Unpacking Community Participation in Research: A Systematic Literature Review of Community-based and Participatory Research in Alaska





community; participation; research politics; collaboration; systematic literature review; inequality; Indigeneity; sociology

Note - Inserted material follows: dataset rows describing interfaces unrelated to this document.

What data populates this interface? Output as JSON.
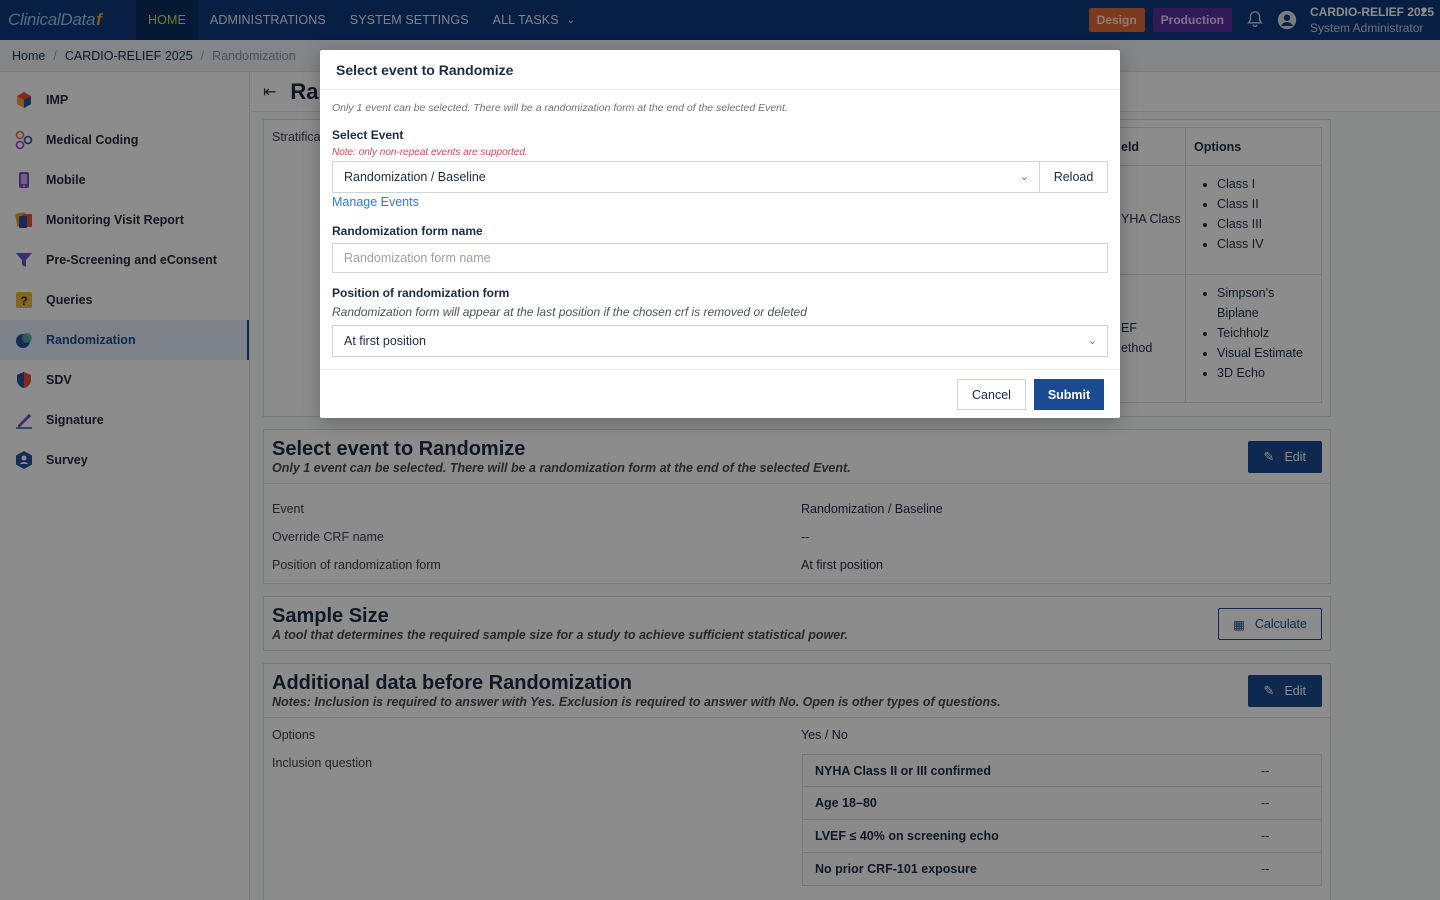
{
  "topbar": {
    "logo_text": "ClinicalData",
    "logo_mark": "f",
    "nav": [
      {
        "label": "HOME",
        "active": true
      },
      {
        "label": "ADMINISTRATIONS"
      },
      {
        "label": "SYSTEM SETTINGS"
      },
      {
        "label": "ALL TASKS",
        "dropdown": true
      }
    ],
    "badge_design": "Design",
    "badge_production": "Production",
    "study_name": "CARDIO-RELIEF 2025",
    "user_role": "System Administrator"
  },
  "breadcrumb": [
    "Home",
    "CARDIO-RELIEF 2025",
    "Randomization"
  ],
  "sidebar": {
    "items": [
      {
        "label": "IMP",
        "icon": "cube-icon"
      },
      {
        "label": "Medical Coding",
        "icon": "molecule-icon"
      },
      {
        "label": "Mobile",
        "icon": "phone-icon"
      },
      {
        "label": "Monitoring Visit Report",
        "icon": "cards-icon"
      },
      {
        "label": "Pre-Screening and eConsent",
        "icon": "funnel-icon"
      },
      {
        "label": "Queries",
        "icon": "question-icon"
      },
      {
        "label": "Randomization",
        "icon": "shuffle-icon",
        "active": true
      },
      {
        "label": "SDV",
        "icon": "shield-icon"
      },
      {
        "label": "Signature",
        "icon": "pen-icon"
      },
      {
        "label": "Survey",
        "icon": "survey-icon"
      }
    ]
  },
  "main": {
    "title": "Ra",
    "strat": {
      "label": "Stratifica",
      "col_field": "eld",
      "col_options": "Options",
      "row1_field": "YHA Class",
      "row1_options": [
        "Class I",
        "Class II",
        "Class III",
        "Class IV"
      ],
      "row2_field_line1": "EF",
      "row2_field_line2": "ethod",
      "row2_options": [
        "Simpson's",
        "Biplane",
        "Teichholz",
        "Visual Estimate",
        "3D Echo"
      ]
    },
    "event_card": {
      "title": "Select event to Randomize",
      "subtitle": "Only 1 event can be selected. There will be a randomization form at the end of the selected Event.",
      "edit_label": "Edit",
      "rows": [
        {
          "label": "Event",
          "value": "Randomization / Baseline"
        },
        {
          "label": "Override CRF name",
          "value": "--"
        },
        {
          "label": "Position of randomization form",
          "value": "At first position"
        }
      ]
    },
    "sample_card": {
      "title": "Sample Size",
      "subtitle": "A tool that determines the required sample size for a study to achieve sufficient statistical power.",
      "calc_label": "Calculate"
    },
    "additional_card": {
      "title": "Additional data before Randomization",
      "subtitle": "Notes: Inclusion is required to answer with Yes. Exclusion is required to answer with No. Open is other types of questions.",
      "edit_label": "Edit",
      "options_label": "Options",
      "options_value": "Yes / No",
      "inclusion_label": "Inclusion question",
      "inclusion_rows": [
        {
          "q": "NYHA Class II or III confirmed",
          "v": "--"
        },
        {
          "q": "Age 18–80",
          "v": "--"
        },
        {
          "q": "LVEF ≤ 40% on screening echo",
          "v": "--"
        },
        {
          "q": "No prior CRF-101 exposure",
          "v": "--"
        }
      ]
    }
  },
  "modal": {
    "title": "Select event to Randomize",
    "note": "Only 1 event can be selected. There will be a randomization form at the end of the selected Event.",
    "select_event_label": "Select Event",
    "warning": "Note: only non-repeat events are supported.",
    "event_value": "Randomization / Baseline",
    "reload_label": "Reload",
    "manage_link": "Manage Events",
    "form_name_label": "Randomization form name",
    "form_name_placeholder": "Randomization form name",
    "position_label": "Position of randomization form",
    "position_hint": "Randomization form will appear at the last position if the chosen crf is removed or deleted",
    "position_value": "At first position",
    "cancel_label": "Cancel",
    "submit_label": "Submit"
  }
}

Although concepts of “community” and “participation” have been heavily critiqued in the social sciences, they remain uncritically applied across disciplines, leading to problems that undermine both research and practice. Nevertheless, these approaches are advocated for, especially in Indigenous contexts. To assess the use of these concepts, we conducted a systematic literature review of community-based and participatory research in Alaska, USA, where social change has been rapid, having ramifications for social organization, and where participatory and community-based approaches are heavily advocated for by Alaska Native organizations. Conceptualizations of community and participation were extracted and analyzed quantitatively and qualitatively. The majority of articles showed a lack of critical consideration around both terms, although this was especially the case in reporting around community. While this lack of critical consideration could lead to issues of local elite co-opting research, an alternative interpretation is that Western sociological literature surrounding community is not transferable to Indigenous contexts.